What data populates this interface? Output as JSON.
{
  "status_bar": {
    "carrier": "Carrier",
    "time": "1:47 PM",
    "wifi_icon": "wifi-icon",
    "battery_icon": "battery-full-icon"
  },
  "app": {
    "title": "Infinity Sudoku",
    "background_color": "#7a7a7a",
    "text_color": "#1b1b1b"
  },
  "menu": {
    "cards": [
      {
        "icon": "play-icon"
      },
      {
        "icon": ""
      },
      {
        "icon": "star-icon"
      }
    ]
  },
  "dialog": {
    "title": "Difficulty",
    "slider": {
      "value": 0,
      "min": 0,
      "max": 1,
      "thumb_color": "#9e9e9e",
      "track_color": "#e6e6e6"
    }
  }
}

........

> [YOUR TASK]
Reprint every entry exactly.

> [OUTPUT FOR THIS EXERCISE]
What data populates this interface? Output as JSON.
{
  "status_bar": {
    "carrier": "Carrier",
    "time": "1:47 PM",
    "wifi_icon": "wifi-icon",
    "battery_icon": "battery-full-icon"
  },
  "app": {
    "title": "Infinity Sudoku",
    "background_color": "#7a7a7a",
    "text_color": "#1b1b1b"
  },
  "menu": {
    "cards": [
      {
        "icon": "play-icon"
      },
      {
        "icon": ""
      },
      {
        "icon": "star-icon"
      }
    ]
  },
  "dialog": {
    "title": "Difficulty",
    "slider": {
      "value": 0,
      "min": 0,
      "max": 1,
      "thumb_color": "#9e9e9e",
      "track_color": "#e6e6e6"
    }
  }
}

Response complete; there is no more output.